In both studies, liver and kidney effects were observed in the P1 generation. Increased liver weights and associated hepatocellular hypertrophy were observed at dietary concentrations of 0.4% and greater in both studies. These dietary concentrations also produced kidney effects that were associated with alpha 2u microglobulin toxicity, a male rat specific effect and thus not relevant to humans. In the first study, minor effects on the liver were observed at 0.2% (103-203 mg/kg/d). In the second study, no hepatic effects were recorded at this concentration (114-225 mg/kg/day). As there is a range in intake levels, it is likely this dietary concentration results in ingestion of DIDP at or near the NOAEL for systemic effects from repeated dosing. In the P2 generation liver and kidney changes were observed in the P2 males. A NOAEL of approximately 33-76 mg/kg/d (0.06%) was derived with the range being due to the fact received doses differed depending on the period considered. Up to the highest dose tested no overt signs of reproductive toxicity were reported, and no effects were observed on fertility parameters.

Effects on developmental toxicity

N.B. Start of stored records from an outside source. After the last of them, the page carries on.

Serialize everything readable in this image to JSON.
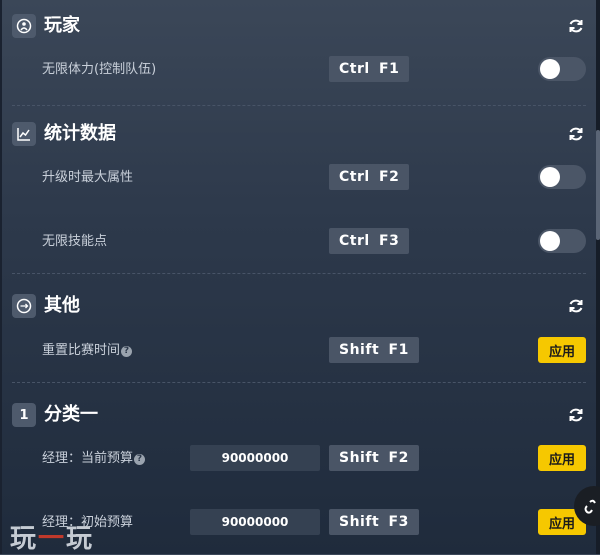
{
  "sections": [
    {
      "id": "player",
      "title": "玩家",
      "icon": "player-icon",
      "rows": [
        {
          "label": "无限体力(控制队伍)",
          "hotkey": "Ctrl  F1",
          "control": "toggle",
          "enabled": false
        }
      ]
    },
    {
      "id": "stats",
      "title": "统计数据",
      "icon": "line-chart-icon",
      "rows": [
        {
          "label": "升级时最大属性",
          "hotkey": "Ctrl  F2",
          "control": "toggle",
          "enabled": false
        },
        {
          "label": "无限技能点",
          "hotkey": "Ctrl  F3",
          "control": "toggle",
          "enabled": false
        }
      ]
    },
    {
      "id": "other",
      "title": "其他",
      "icon": "circle-arrows-icon",
      "rows": [
        {
          "label": "重置比赛时间",
          "help": "?",
          "hotkey": "Shift  F1",
          "control": "button",
          "button_label": "应用"
        }
      ]
    },
    {
      "id": "category1",
      "title": "分类一",
      "icon_text": "1",
      "rows": [
        {
          "label": "经理：当前预算",
          "help": "?",
          "value": "90000000",
          "hotkey": "Shift  F2",
          "control": "button",
          "button_label": "应用"
        },
        {
          "label": "经理：初始预算",
          "value": "90000000",
          "hotkey": "Shift  F3",
          "control": "button",
          "button_label": "应用"
        }
      ]
    }
  ],
  "watermark": {
    "part1": "玩",
    "part2": "一",
    "part3": "玩"
  },
  "colors": {
    "accent": "#f6c800",
    "toggle_off": "#4b5667",
    "hotkey_bg": "#4a5566"
  }
}
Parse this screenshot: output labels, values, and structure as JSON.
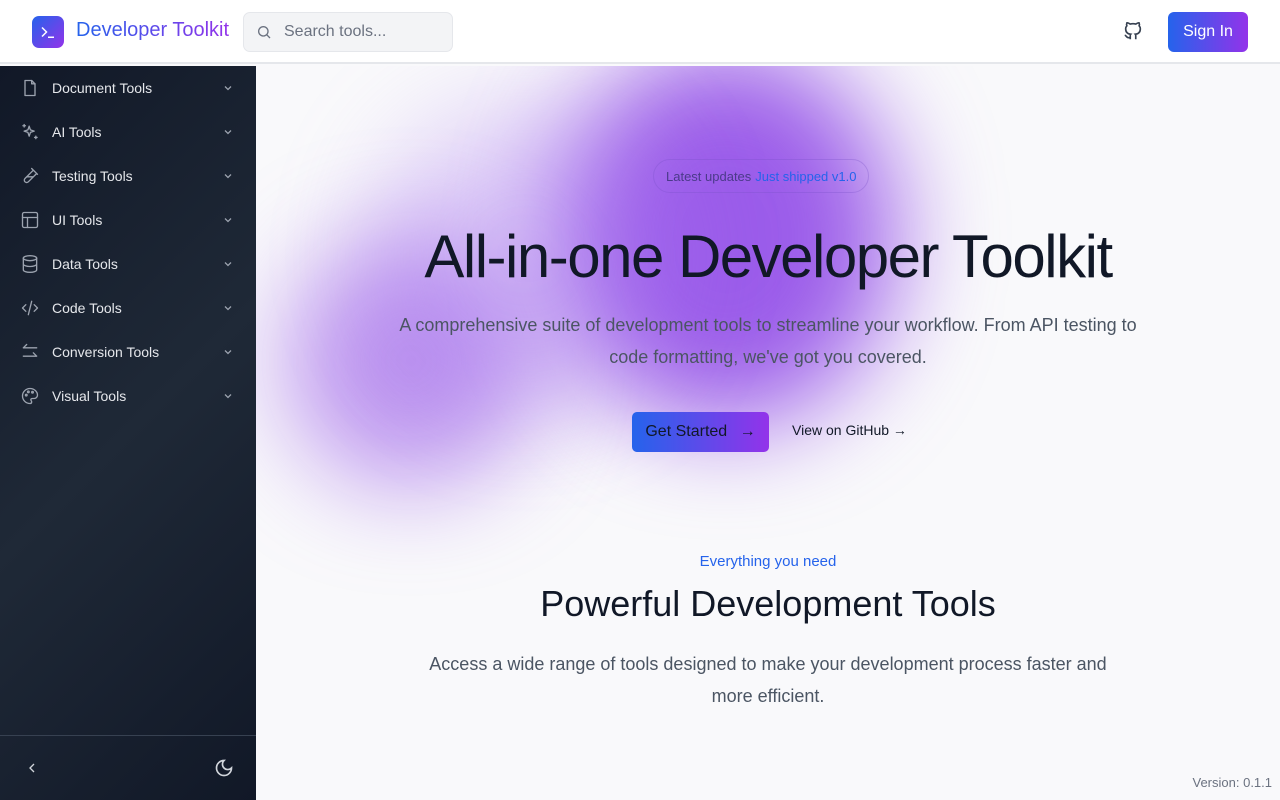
{
  "header": {
    "brand": "Developer Toolkit",
    "search_placeholder": "Search tools...",
    "sign_in": "Sign In"
  },
  "sidebar": {
    "items": [
      {
        "label": "Document Tools",
        "icon": "file-icon"
      },
      {
        "label": "AI Tools",
        "icon": "sparkles-icon"
      },
      {
        "label": "Testing Tools",
        "icon": "test-tube-icon"
      },
      {
        "label": "UI Tools",
        "icon": "layout-icon"
      },
      {
        "label": "Data Tools",
        "icon": "database-icon"
      },
      {
        "label": "Code Tools",
        "icon": "code-icon"
      },
      {
        "label": "Conversion Tools",
        "icon": "arrows-icon"
      },
      {
        "label": "Visual Tools",
        "icon": "palette-icon"
      }
    ]
  },
  "hero": {
    "badge_label": "Latest updates",
    "badge_highlight": "Just shipped v1.0",
    "title": "All-in-one Developer Toolkit",
    "subtitle": "A comprehensive suite of development tools to streamline your workflow. From API testing to code formatting, we've got you covered.",
    "cta": "Get Started",
    "github_link": "View on GitHub →"
  },
  "features": {
    "eyebrow": "Everything you need",
    "title": "Powerful Development Tools",
    "description": "Access a wide range of tools designed to make your development process faster and more efficient."
  },
  "version": "Version: 0.1.1"
}
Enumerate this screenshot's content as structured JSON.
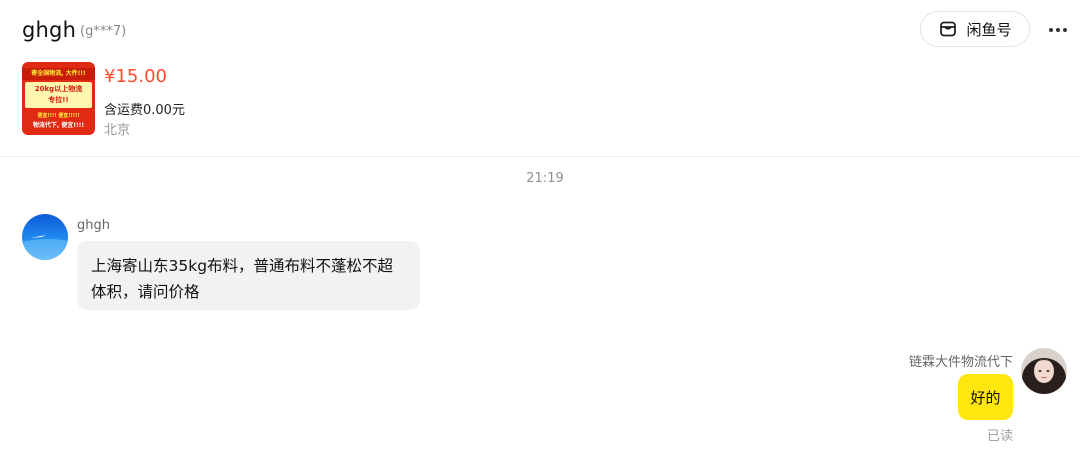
{
  "header": {
    "title": "ghgh",
    "handle": "(g***7)",
    "xianyu_button_label": "闲鱼号"
  },
  "product": {
    "thumbnail_lines": [
      "寄全国物流, 大件!!!",
      "20kg以上物流",
      "专拉!!",
      "便宜!!!! 便宜!!!!!",
      "物流代下, 便宜!!!!"
    ],
    "price": "¥15.00",
    "shipping": "含运费0.00元",
    "location": "北京"
  },
  "chat": {
    "timestamp": "21:19",
    "messages": [
      {
        "sender": "ghgh",
        "text": "上海寄山东35kg布料，普通布料不蓬松不超体积，请问价格",
        "direction": "incoming"
      },
      {
        "sender": "链霖大件物流代下",
        "text": "好的",
        "direction": "outgoing",
        "status": "已读"
      }
    ]
  },
  "colors": {
    "price": "#ff4d2e",
    "incoming_bubble": "#f2f2f4",
    "outgoing_bubble": "#ffe60f",
    "thumbnail_bg": "#e12a13"
  },
  "icons": {
    "xianyu_button": "shop-icon",
    "more": "more-dots-icon"
  }
}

Description of key information
Developmental toxicity studies of DIDP conducted at doses of 100, 500, and 1000 mg/kg provided evidence of slight and transient signs of maternal toxicity at 1,000 mg/kg/d (significant reversible decrease of body weight gain and food consumption) suggesting a conservative NOAEL of 500 mg/kg/d for maternal toxicity. The only statistically significant changes were skeletal variations (supernumerary cervical and rudimentary lumbar ribs) on a per litter basis at the high dose. Rudimentary ribs are a common finding in rat fetuses and should not be regarded as associated with malformations, but may only be related to transient maternal stress. It should be noted that supernumerary ribs were located in the cervical region which is less common (Waterman et al., 1999), but the biological significance of cervical supernumerary ribs remains uncertain. A NOAEL of 500 mg/kg/d may be assumed for skeletal variations.
Effect on developmental toxicity: via oral route
Dose descriptor:
500 mg/kg bw/day
Additional information

Skeletal variations were observed in the developmental studies at 1,000 mg/kg/d concurrently with slight signs of maternal toxicity and lead to a NOAEL of 500 mg/kg/d (European Commission, 2003). The decrease in survival indices mainly in F2 (day 1 and day 4) in the two-generation study as well as skeletal variations in developmental studies are not sufficient to justify classification for fertility, developmental or lactational effects (ECBI/51/00 - Rev.2 23.11.00). This opinion on fertility, developmental and lactational effects was concluded during the May 2000 meeting of the EU CMR and Pesticides Working Groups on Classification and Labelling (European Commission Working Group, 2000a; 2000b).

Justification for classification or non-classification

No classification as a repeated dose toxin is indicated according to the general classification and labeling requirements for dangerous substances and preparations (Directive 67-548-EEC) or the classification, labeling and packaging (CLP) regulation (EC) No 1272/2008.

Additional information